- Opening Delimiter -

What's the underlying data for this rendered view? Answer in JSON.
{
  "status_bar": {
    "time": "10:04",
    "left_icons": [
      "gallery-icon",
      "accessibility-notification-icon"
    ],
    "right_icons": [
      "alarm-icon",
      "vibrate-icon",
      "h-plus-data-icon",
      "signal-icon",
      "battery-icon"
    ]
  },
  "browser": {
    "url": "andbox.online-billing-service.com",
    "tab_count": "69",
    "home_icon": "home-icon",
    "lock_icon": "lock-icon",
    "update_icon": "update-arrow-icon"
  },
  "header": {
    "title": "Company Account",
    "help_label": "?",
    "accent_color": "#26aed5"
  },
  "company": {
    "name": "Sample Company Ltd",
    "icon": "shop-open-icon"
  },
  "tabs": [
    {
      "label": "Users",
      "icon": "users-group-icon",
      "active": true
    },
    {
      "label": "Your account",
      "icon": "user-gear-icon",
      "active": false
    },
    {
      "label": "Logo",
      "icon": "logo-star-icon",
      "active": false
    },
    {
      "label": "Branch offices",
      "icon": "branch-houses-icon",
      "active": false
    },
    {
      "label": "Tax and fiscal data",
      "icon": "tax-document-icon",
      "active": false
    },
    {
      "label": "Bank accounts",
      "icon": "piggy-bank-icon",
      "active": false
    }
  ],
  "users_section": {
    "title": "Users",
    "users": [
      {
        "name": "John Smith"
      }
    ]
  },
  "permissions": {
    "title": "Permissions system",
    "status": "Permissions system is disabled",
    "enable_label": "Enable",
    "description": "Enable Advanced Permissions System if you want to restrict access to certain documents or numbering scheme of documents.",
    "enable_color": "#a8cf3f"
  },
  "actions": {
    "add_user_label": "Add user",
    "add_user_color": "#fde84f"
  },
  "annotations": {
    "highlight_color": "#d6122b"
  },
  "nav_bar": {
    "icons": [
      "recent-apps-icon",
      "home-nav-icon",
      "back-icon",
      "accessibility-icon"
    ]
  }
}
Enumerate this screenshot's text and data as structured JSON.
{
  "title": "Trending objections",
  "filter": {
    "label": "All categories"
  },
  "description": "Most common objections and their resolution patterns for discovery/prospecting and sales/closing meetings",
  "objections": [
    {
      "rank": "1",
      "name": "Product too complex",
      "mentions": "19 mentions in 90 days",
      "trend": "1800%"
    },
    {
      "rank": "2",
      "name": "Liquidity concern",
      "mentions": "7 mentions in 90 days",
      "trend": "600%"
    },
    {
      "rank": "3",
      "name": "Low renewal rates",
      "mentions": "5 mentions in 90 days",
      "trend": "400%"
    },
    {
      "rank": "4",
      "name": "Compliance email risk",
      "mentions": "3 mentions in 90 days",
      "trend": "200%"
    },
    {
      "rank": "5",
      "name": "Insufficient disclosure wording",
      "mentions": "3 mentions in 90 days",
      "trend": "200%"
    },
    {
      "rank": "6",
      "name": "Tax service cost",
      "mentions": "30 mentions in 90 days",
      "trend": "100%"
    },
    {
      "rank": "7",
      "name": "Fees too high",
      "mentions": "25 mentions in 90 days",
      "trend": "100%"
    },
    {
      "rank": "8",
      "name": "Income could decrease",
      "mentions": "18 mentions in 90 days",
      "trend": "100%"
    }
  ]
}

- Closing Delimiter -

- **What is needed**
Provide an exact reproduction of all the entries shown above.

- **Reply to the task**
What's the underlying data for this rendered view? Answer in JSON.
{
  "status_bar": {
    "time": "10:04",
    "left_icons": [
      "gallery-icon",
      "accessibility-notification-icon"
    ],
    "right_icons": [
      "alarm-icon",
      "vibrate-icon",
      "h-plus-data-icon",
      "signal-icon",
      "battery-icon"
    ]
  },
  "browser": {
    "url": "andbox.online-billing-service.com",
    "tab_count": "69",
    "home_icon": "home-icon",
    "lock_icon": "lock-icon",
    "update_icon": "update-arrow-icon"
  },
  "header": {
    "title": "Company Account",
    "help_label": "?",
    "accent_color": "#26aed5"
  },
  "company": {
    "name": "Sample Company Ltd",
    "icon": "shop-open-icon"
  },
  "tabs": [
    {
      "label": "Users",
      "icon": "users-group-icon",
      "active": true
    },
    {
      "label": "Your account",
      "icon": "user-gear-icon",
      "active": false
    },
    {
      "label": "Logo",
      "icon": "logo-star-icon",
      "active": false
    },
    {
      "label": "Branch offices",
      "icon": "branch-houses-icon",
      "active": false
    },
    {
      "label": "Tax and fiscal data",
      "icon": "tax-document-icon",
      "active": false
    },
    {
      "label": "Bank accounts",
      "icon": "piggy-bank-icon",
      "active": false
    }
  ],
  "users_section": {
    "title": "Users",
    "users": [
      {
        "name": "John Smith"
      }
    ]
  },
  "permissions": {
    "title": "Permissions system",
    "status": "Permissions system is disabled",
    "enable_label": "Enable",
    "description": "Enable Advanced Permissions System if you want to restrict access to certain documents or numbering scheme of documents.",
    "enable_color": "#a8cf3f"
  },
  "actions": {
    "add_user_label": "Add user",
    "add_user_color": "#fde84f"
  },
  "annotations": {
    "highlight_color": "#d6122b"
  },
  "nav_bar": {
    "icons": [
      "recent-apps-icon",
      "home-nav-icon",
      "back-icon",
      "accessibility-icon"
    ]
  }
}
Enumerate this screenshot's text and data as structured JSON.
{
  "title": "Trending objections",
  "filter": {
    "label": "All categories"
  },
  "description": "Most common objections and their resolution patterns for discovery/prospecting and sales/closing meetings",
  "objections": [
    {
      "rank": "1",
      "name": "Product too complex",
      "mentions": "19 mentions in 90 days",
      "trend": "1800%"
    },
    {
      "rank": "2",
      "name": "Liquidity concern",
      "mentions": "7 mentions in 90 days",
      "trend": "600%"
    },
    {
      "rank": "3",
      "name": "Low renewal rates",
      "mentions": "5 mentions in 90 days",
      "trend": "400%"
    },
    {
      "rank": "4",
      "name": "Compliance email risk",
      "mentions": "3 mentions in 90 days",
      "trend": "200%"
    },
    {
      "rank": "5",
      "name": "Insufficient disclosure wording",
      "mentions": "3 mentions in 90 days",
      "trend": "200%"
    },
    {
      "rank": "6",
      "name": "Tax service cost",
      "mentions": "30 mentions in 90 days",
      "trend": "100%"
    },
    {
      "rank": "7",
      "name": "Fees too high",
      "mentions": "25 mentions in 90 days",
      "trend": "100%"
    },
    {
      "rank": "8",
      "name": "Income could decrease",
      "mentions": "18 mentions in 90 days",
      "trend": "100%"
    }
  ]
}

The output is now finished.